There are three main routes for a defective drug claim:

    1. Defective manufacturing: This means the drug was manufactured improperly or became tainted at some point in the distribution process. This could mean it was tainted at the manufacturing facility, affected by something during the shipping process, or improperly bottled at the pharmacy responsible for it. Essentially, “defective manufacturing” means that something happened along the way to cause the drug to be different from its original design.
    2. Dangerous side effects: In these cases, the drug was manufactured according to specifications, but the drug itself leads to dangerous or unpredictable side effects. Sometimes drugs in this category have been on the market for a while before the adverse side effects are discovered, often leading to large class-action suits. You could also be entitled to punitive damages if you can prove that the manufacturer knew about the dangerous side effect but deliberately hid it from consumers.
    3. Improper marketing: The “marketing” in this case refers to the warning labels and instructions for safe use that accompany the drug. Manufacturers are required to provide adequate instructions for the correct use of the drug, including disclosure of any side effects that come with the drug.



With all the regulations and safety standards for prescription drugs in the U.S., it’s a wonder that tainted and defective medications make it to our medicine cabinets every year. Problems arise when drugs are not tested strenuously enough, and this kind of shoddy testing can lead to unexpected side effects or unsafe medications.

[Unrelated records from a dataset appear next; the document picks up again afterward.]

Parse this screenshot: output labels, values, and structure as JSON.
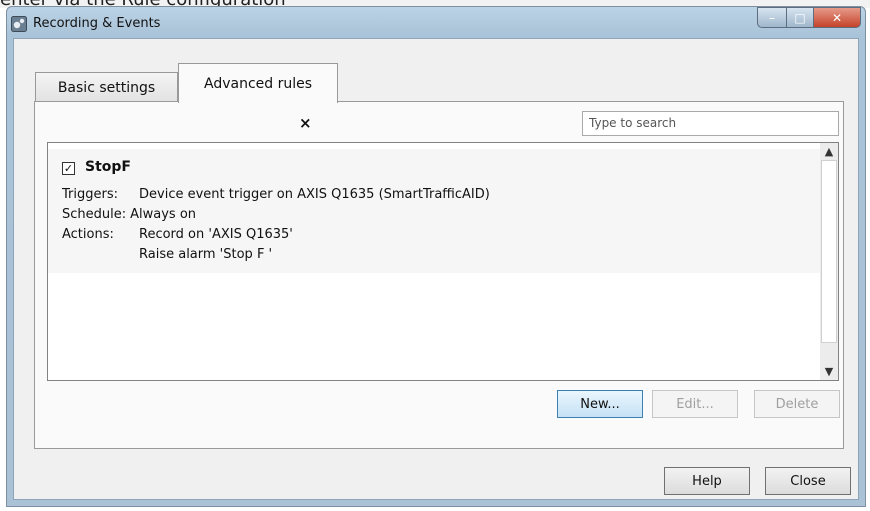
{
  "top_cropped_text": "enter via the Rule configuration",
  "window": {
    "title": "Recording & Events"
  },
  "tabs": [
    {
      "label": "Basic settings",
      "active": false
    },
    {
      "label": "Advanced rules",
      "active": true
    }
  ],
  "search": {
    "placeholder": "Type to search",
    "clear": "×"
  },
  "rule": {
    "checked": true,
    "check_mark": "✓",
    "name": "StopF",
    "triggers_label": "Triggers:",
    "triggers_value": "Device event trigger on AXIS Q1635 (SmartTrafficAID)",
    "schedule_label": "Schedule:",
    "schedule_value": "Always on",
    "actions_label": "Actions:",
    "actions": [
      "Record on 'AXIS Q1635'",
      "Raise alarm 'Stop F '"
    ]
  },
  "rule_buttons": {
    "new": "New...",
    "edit": "Edit...",
    "delete": "Delete"
  },
  "dialog_buttons": {
    "help": "Help",
    "close": "Close"
  },
  "icons": {
    "scroll_up": "▲",
    "scroll_down": "▼",
    "minimize": "–",
    "maximize": "□",
    "close": "✕"
  },
  "colors": {
    "titlebar": "#a9c3d8",
    "primary_button_border": "#3c7fb1",
    "close_button": "#c4432b"
  }
}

Depending on which category your products liability claim falls under, there could be a number of potentially liable parties. Liable parties might include:

  • The drug manufacturer
  • The testing laboratory that tested the pharmaceutical drug
  • The pharmaceutical sales rep who recommended the drug
  • The doctor who prescribed you the drug (if he or she failed to warn you about potential side effects or failed to provide correct instructions for safe use)
  • The hospital or clinic that provided the drug to you
  • The pharmacy that provided you the drug or inadequate information about the drug